Printing out sewing patterns at home or at a printshop
STEP 1. CHOOSE THE RIGHT FORMAT.
We currently offer 19 printing formats in PDF, plus the DXF format. Every order will also contain an SVG file that can be imported into the software of your preference.
Sewist CAD offers sewing patterns that can be printed at home or in copy centers.
- Home printers in the USA and Canada usually use Letter format. In other countries A4 format is more common. If in doubt, please choose the universal A4/Letter format as shown in the screenshot below.
- If you are going to print out the file at a copy center, make sure to contact them first and double check the format that they accept.
Most copy centers will be happy to work with bigger ANSI formats (e.g. A0) or ARCH formats (e.g. ARCH D).
You can easily select a format on the pattern page:
STEP 2. PRINT OUT THE FILE.
Please use Adobe Reader software to open your PDF pattern. You can get Adobe Reader free of charge at this link - https://get.adobe.com/reader/.
Your customised sewing pattern will arrive as a multi page PDF file, with the first page showing the layout of the pieces on the other pages. While the program tries hard to place them so that there are as few spare pages as possible, most likely some of the pages will still remain unoccupied. You may choose not to print them at all and go for the "filled" pages only. When printing the pattern, set the zoom option to "No scale", or "100% scale", depending on the printer model. It is a good idea to print out the first page first and check if the square sides will equal 10 cm. The bottom edge of the square also has an inch scale. If they come out smaller or bigger, you need to play with the zoom settings to achieve the exact measurements.
There will be frames around the actual page area - this is fine. Please pay attention to the positioning of the file contents on page in case you selected universal A4/Letter format. This format contains the printable area only and the margins are added by the printer. You may need to recenter the printable area in case it gets shifted towards left upper corner. This can be done in advanced settings of the printer you use.
STEP 3. LAY OUT THE SHEETS IN THE CORRECT ORDER.
You will also receive a separate readme file with the layout of the pattern pages. The file contains a numbered chart which shows the order in which the pages should be placed. The chart also shows the draft lines of the pattern pieces that would be drawn on each page.
Trim top and/or right margin of the pages where you see the scissors symbols. In the center of each page, the number of row and column is printed, separated by / sign. Construct layout pages according to these marks (for example, page marked 2/3 is in the second row and in the third column).
STEP 4. PIN THE SHEETS TOGETHER.
It is a good idea to use either a cork sheet or a foam plastic sheet. Put the cork or foam sheet on a solid surface, e.g. a table, and place the sheets to be pinned on it. Match together the corners of the frames on the pattern pages and run a pin through both of the corners, so that the pattern sheets stay laying on the surface rather than hanging on a pin.

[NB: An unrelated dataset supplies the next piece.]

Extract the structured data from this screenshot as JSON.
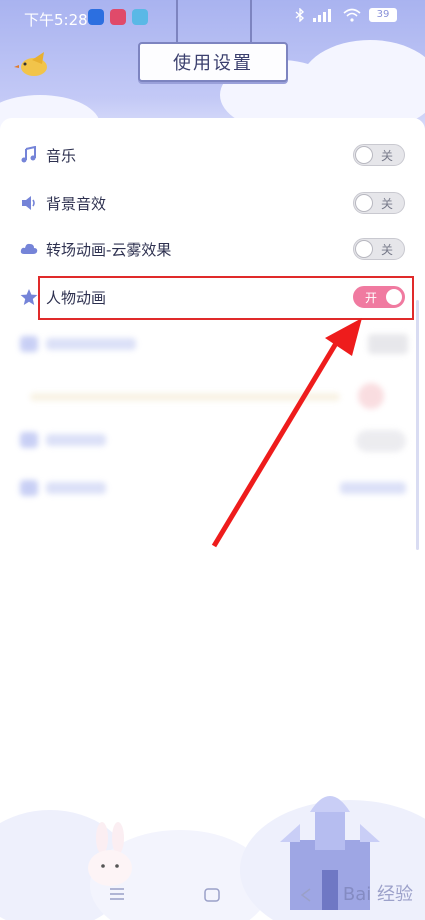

STEP 5. APPLY ADHESIVE TAPE.
Having matched the sheets, fix them together using adhesive tape, applied along the whole matched edge.
STEP 6. CUT OUT THE PATTERN.
You now have one big sheet of paper with the pattern pieces drawn on it.
Use scissors or a disk knife to cut out the pieces.